Contracting and freelancing: how to identify marketable skills

For many individuals the idea of becoming a contractor or freelancer is a tempting one. After all, it allows them to choose their own projects, work the hours they wish and become their own boss; all while delving into a career they’re truly passionate about. However, the freelancing and contracting market is a saturated one, with more people than ever before turning to working for themselves. Is it possible to stand out from the crowd and make a success of being a freelancer? The answer is yes, but it is essential for anyone even considering this option to first identify his or her marketable skills.

First thing’s first: Identifying those marketable skills

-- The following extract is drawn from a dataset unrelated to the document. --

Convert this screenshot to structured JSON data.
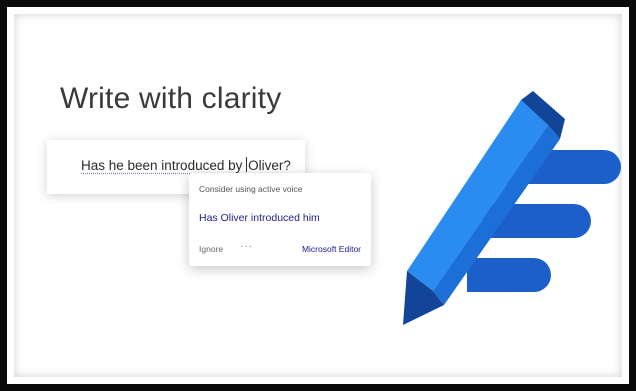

If a person wishes to explore the plausibility of becoming a freelancer or contractor, they must first identify their marketable skills; that is, what skills do they possess that a business might need? Illustrators, graphic designers, business analysts, IT experts, writers, market strategists, accountants, translators, photographers, voice over artists, and SEO experts can all command a decent contracting wage these days and so are worthy career possibilities for those possessing the right skills. The Internet and its sheer capacity for connecting people has really expanded the freelancing and contracting markets in recent years, forming networks that potential employers and workers can access in order to create profitable relationships. The growth of the Internet has also led to the creation of a number of jobs that simply weren’t available before. They include, web development, web content writing, Internet security consultant, and mobile-app developer. Jobs that may previously have been done by one person and on a much smaller scale, are now frequently contracted out, owing to the sheer number of experts within the field. While freelancers and contractors existed before the Internet’s boom, their role has become much easier and in demand, thanks to the global platform on which many businesses are now able to operate. It is now more important than ever for freelancers and contractors to stand out from the ever-increasing crowd.

Contracting and freelancing: getting started

Becoming a freelancer or contractor doesn’t require learning new skills necessarily but to develop the ones already possessed; any budding talent can be encouraged to flourish with the right motivation – say, being able to work for themselves on a freelance basis. Perhaps a person is a keen writer, loves to create graphics online, or is good at numbers; once that skill has a drive behind it a career can be forged. Of course, becoming a freelancer is more complicated than simply being good at something. A person must be prepared to network, create a social media presence, and transfer and develop those marketable skills, as well as reaching out to potential employees. Only then can the work begin… Working as a freelancer does have its legalities, of course. Those working for themselves must ensure they’re registered to do so, that they apply for the relevant licences and that all financial and business records are kept up to date. Keeping on top of national insurance contributions and tax self assessment is vital, and best done with the help of a specialist company or agency, such as Crystal Umbrella. While filing paperwork, completing forms, and managing invoices may be the less glamorous side of freelancing and contracting they are among the most important issues. Anyone considering such a career path must be prepared to do everything properly, or face stiff penalties. This is where an umbrella company comes in; it is their job to handle paperwork, offer support and guidance for those just breaking into freelancing and contracting, and to offer IR35 advice, amongst other areas of specialist knowledge. An umbrella company is a hassle-free way for a freelancer or contractor to ensure they’re being compliant: a helpful and secure way to ‘go it alone’. Everybody will find, at one time or another, that they’re good at something; sometimes that ‘something’ can be enough to base a career upon. They must simply identify their marketable skills and work out how best to use them; easy when they know how.